■ Task goal:
Go through the lines below and copy each one that holds the string "Projekte".
Information given below:
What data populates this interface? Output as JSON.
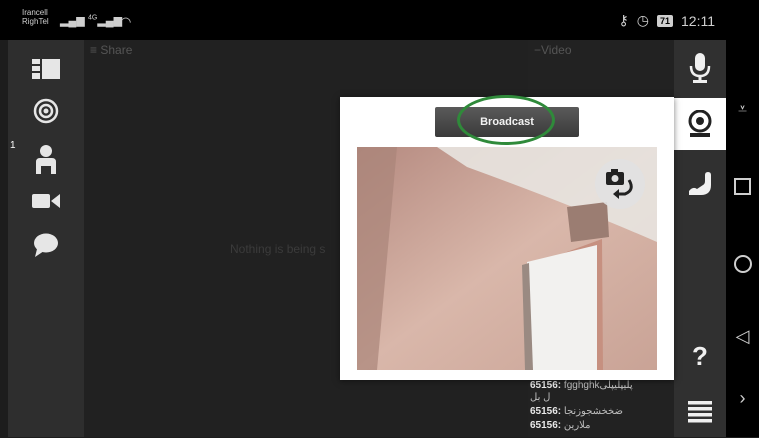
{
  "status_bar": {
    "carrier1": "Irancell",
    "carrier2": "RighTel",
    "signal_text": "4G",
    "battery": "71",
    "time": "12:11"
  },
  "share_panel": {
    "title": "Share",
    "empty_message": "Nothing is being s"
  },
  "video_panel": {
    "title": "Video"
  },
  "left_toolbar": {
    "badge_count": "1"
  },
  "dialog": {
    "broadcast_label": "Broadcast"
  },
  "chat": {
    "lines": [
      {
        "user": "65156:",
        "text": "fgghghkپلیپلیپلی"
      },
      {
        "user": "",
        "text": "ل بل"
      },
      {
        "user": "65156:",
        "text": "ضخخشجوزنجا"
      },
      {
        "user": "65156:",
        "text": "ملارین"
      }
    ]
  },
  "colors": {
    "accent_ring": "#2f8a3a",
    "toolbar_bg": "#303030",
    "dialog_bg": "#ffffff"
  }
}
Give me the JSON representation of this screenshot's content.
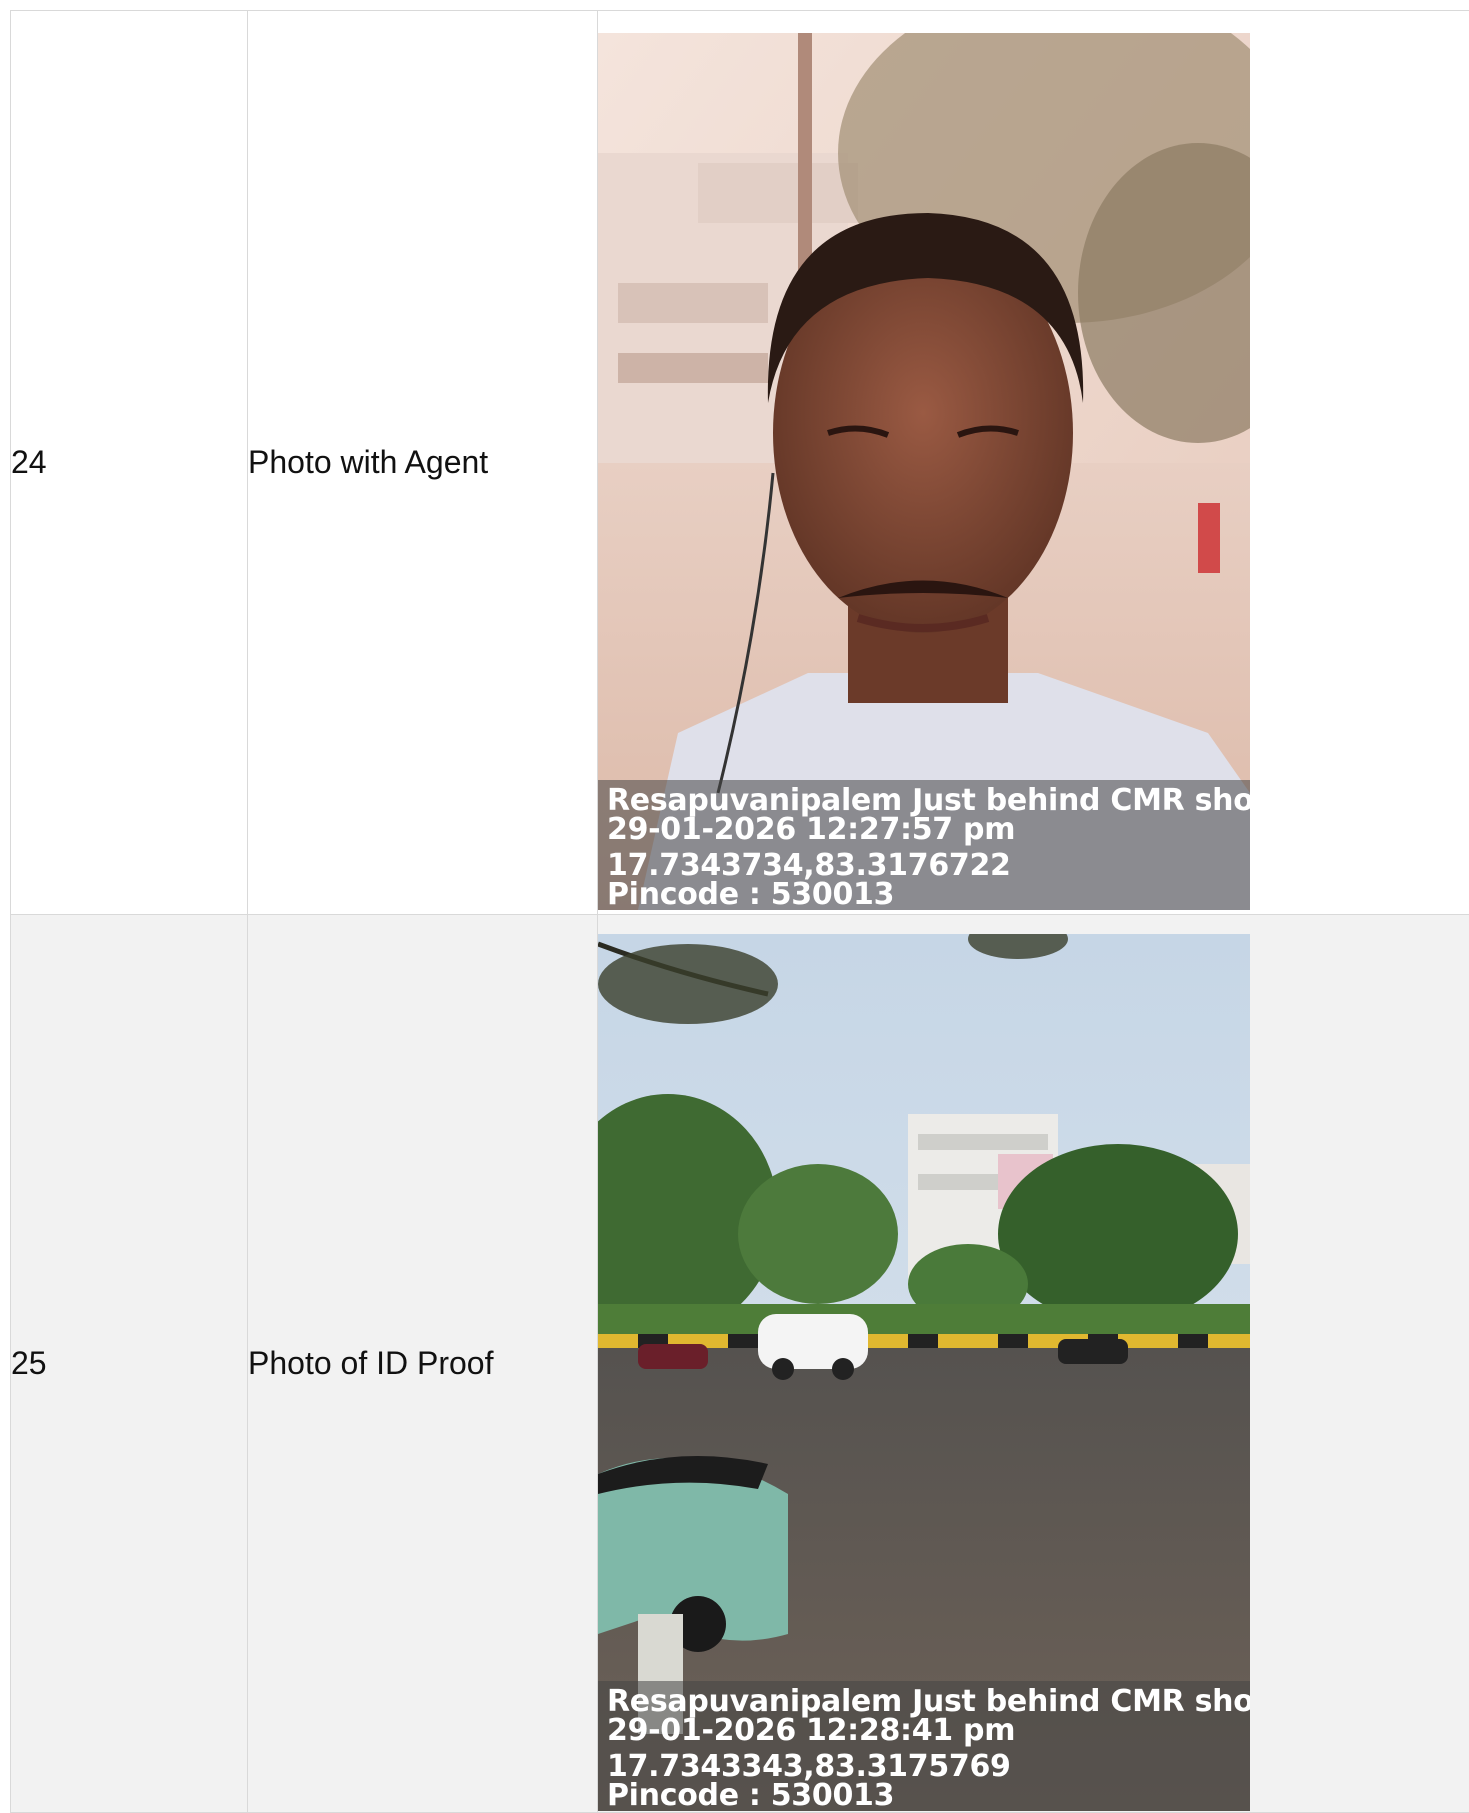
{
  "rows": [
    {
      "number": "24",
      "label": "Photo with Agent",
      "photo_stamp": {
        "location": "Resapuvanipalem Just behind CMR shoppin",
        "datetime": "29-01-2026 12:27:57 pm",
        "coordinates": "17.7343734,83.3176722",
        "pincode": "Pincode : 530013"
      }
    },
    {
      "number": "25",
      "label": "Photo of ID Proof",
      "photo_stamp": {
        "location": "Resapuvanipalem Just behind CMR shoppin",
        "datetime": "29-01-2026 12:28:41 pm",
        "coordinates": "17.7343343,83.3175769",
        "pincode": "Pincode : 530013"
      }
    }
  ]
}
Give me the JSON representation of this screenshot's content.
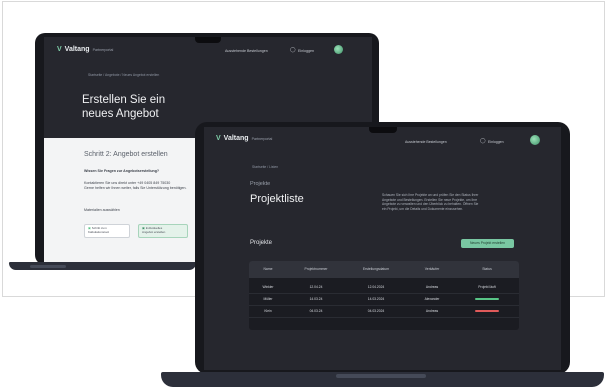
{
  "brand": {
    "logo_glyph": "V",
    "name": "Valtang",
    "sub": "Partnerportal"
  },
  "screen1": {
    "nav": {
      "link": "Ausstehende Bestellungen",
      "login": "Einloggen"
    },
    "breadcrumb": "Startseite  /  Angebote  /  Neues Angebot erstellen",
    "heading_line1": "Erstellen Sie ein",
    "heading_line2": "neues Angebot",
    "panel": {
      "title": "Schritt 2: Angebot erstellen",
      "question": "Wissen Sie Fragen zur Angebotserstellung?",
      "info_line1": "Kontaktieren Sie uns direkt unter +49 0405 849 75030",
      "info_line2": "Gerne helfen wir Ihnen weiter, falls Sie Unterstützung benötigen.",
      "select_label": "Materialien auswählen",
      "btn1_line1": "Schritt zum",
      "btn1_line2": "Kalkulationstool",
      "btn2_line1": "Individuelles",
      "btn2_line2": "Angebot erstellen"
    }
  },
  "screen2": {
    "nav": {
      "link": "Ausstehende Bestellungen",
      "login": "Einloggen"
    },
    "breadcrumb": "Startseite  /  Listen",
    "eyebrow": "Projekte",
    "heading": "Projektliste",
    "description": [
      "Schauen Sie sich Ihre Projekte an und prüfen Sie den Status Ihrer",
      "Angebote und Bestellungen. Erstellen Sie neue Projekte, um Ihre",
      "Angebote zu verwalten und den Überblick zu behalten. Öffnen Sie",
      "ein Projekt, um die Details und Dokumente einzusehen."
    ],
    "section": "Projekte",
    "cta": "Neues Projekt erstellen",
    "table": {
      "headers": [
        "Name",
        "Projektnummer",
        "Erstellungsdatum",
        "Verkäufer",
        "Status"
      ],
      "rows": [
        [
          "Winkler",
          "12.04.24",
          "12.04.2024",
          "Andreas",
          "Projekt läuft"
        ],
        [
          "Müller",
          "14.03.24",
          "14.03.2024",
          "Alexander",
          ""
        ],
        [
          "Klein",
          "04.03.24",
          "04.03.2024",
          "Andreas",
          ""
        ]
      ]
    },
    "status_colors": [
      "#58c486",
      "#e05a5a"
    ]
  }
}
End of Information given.
■ Answer space:
    "eyebrow": "Projekte",
      "Schauen Sie sich Ihre Projekte an und prüfen Sie den Status Ihrer",
      "Angebote und Bestellungen. Erstellen Sie neue Projekte, um Ihre",
    "section": "Projekte",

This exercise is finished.